Another laudable goal that some have advocated for the science march is to increase the dissemination of facts to the general public, which would facilitate a better understanding of the issues at large. This is, for me, admirable; the wider public hold stakes in a whole range of environmental or economic aspects that relate to climate change. In a democracy, they ultimately hold sway over politicians (ignoring for a second the influence of lobbying). But what if, when presented with unabridged factual information, non-academic stakeholders come to alternative conclusions about the appropriate actions? For example, the impact of climate change is unlikely to fall equably between all nations; clearly, some countries have a lot more to lose than others5 (the Notre Dame Resilience Index gives a good rundown6), and it’s notable that those at greatest risk are primarily poorer countries in the third world. Some research has even shown that some western countries may become better off in a warming world7 When nationalist politics is increasingly prevalent in the West, a refusal to mitigate climate change is tantamount to reducing foreign aid to these vulnerable countries; it’s not unimaginable that this could appeal to some voters, at least in a cynical, zero-sum version of politics. A truly objective – and thus scientific – approach would be to present all facts as equal, but nobody is immune from confirmation bias; a fact that fits one’s view is more appealing than one that upsets the apple cart.
Protest movements almost invariably take a moral stance, whether advocating for equal rights for all, or protesting about perceived injustices in society.

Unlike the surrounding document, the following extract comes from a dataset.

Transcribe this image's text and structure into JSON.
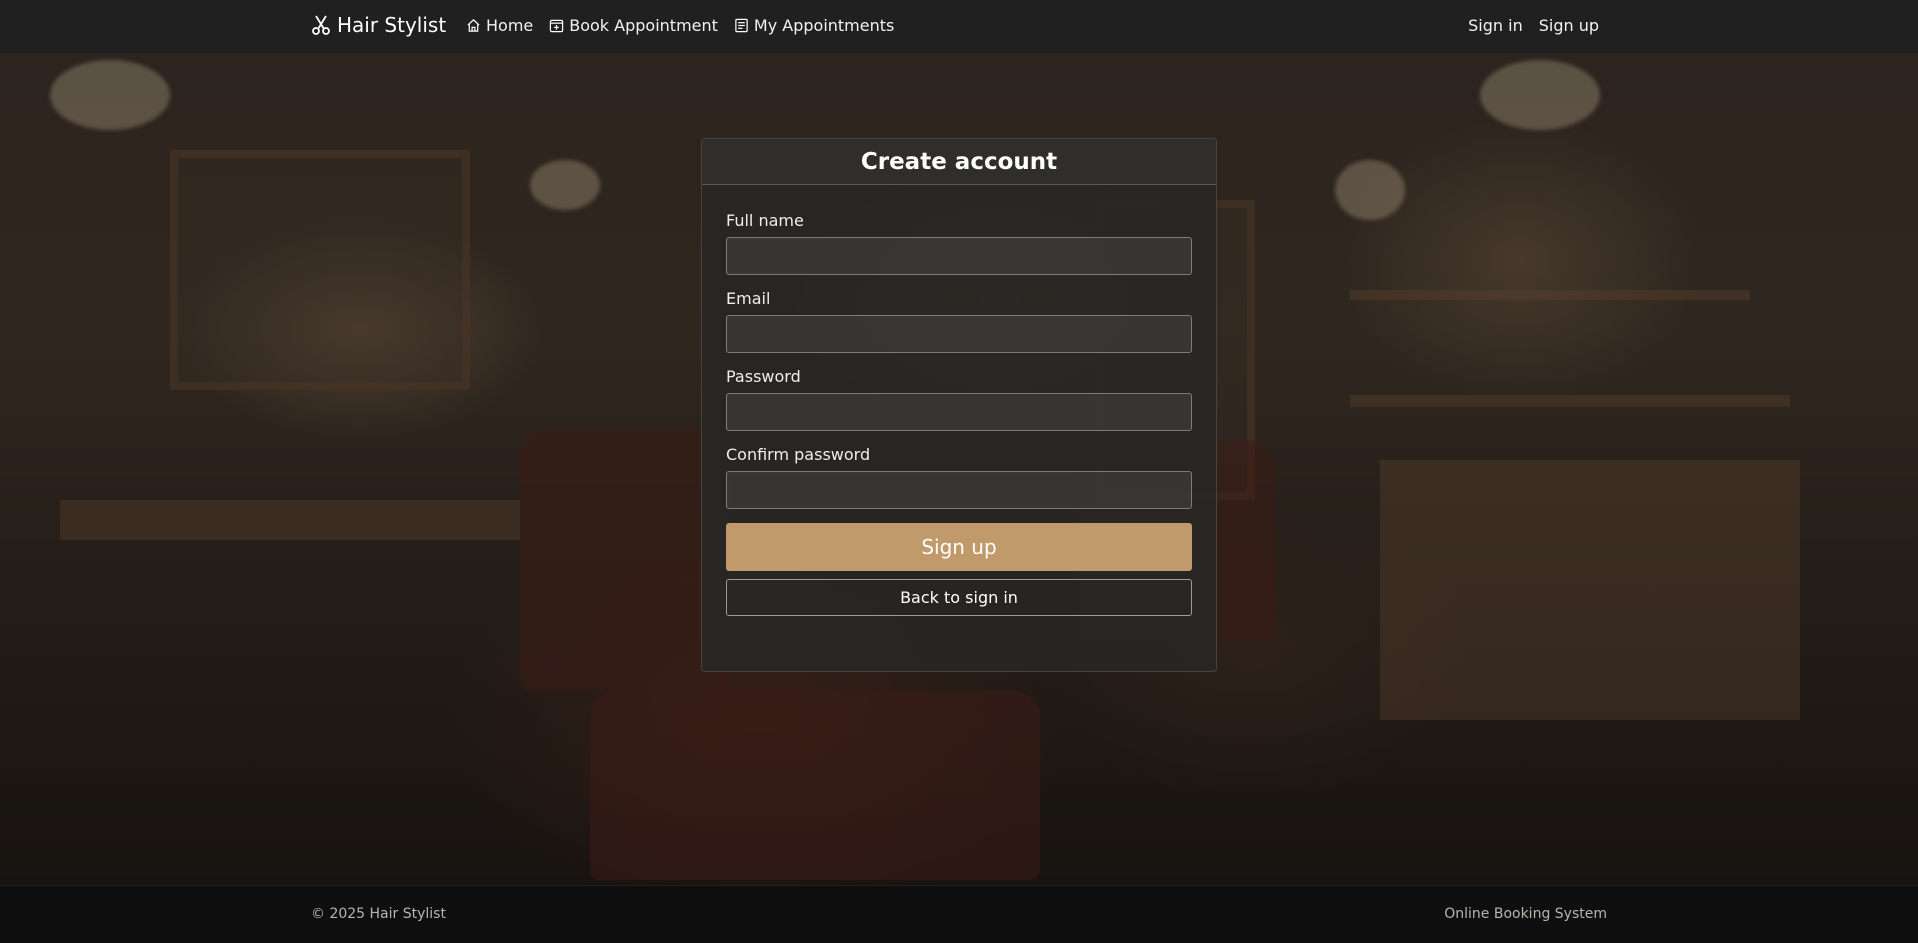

Arguing for increased appreciation for facts and data doesn’t necessarily strike me as a moral stance. Instead, I’d argue we should state strongly what our opinions are as to the data at hand; for example, even if my country would be demonstrably better off economically in a world affected by dangerous climate change, I still believe we should aim to limit climate change to reduce the impact on ecosystems and those most vulnerable. Some might disagree with taking a moral stance8, but I would suggest embracing one’s own values and expressing them loudly. Separating fact from opinion allows others the option to come to alternate conclusions; at the same time, if it’s clear that you’ve based your opinion on a range of facts, that seems to me more powerfully persuasive than an opinion based on ambiguity or guesses.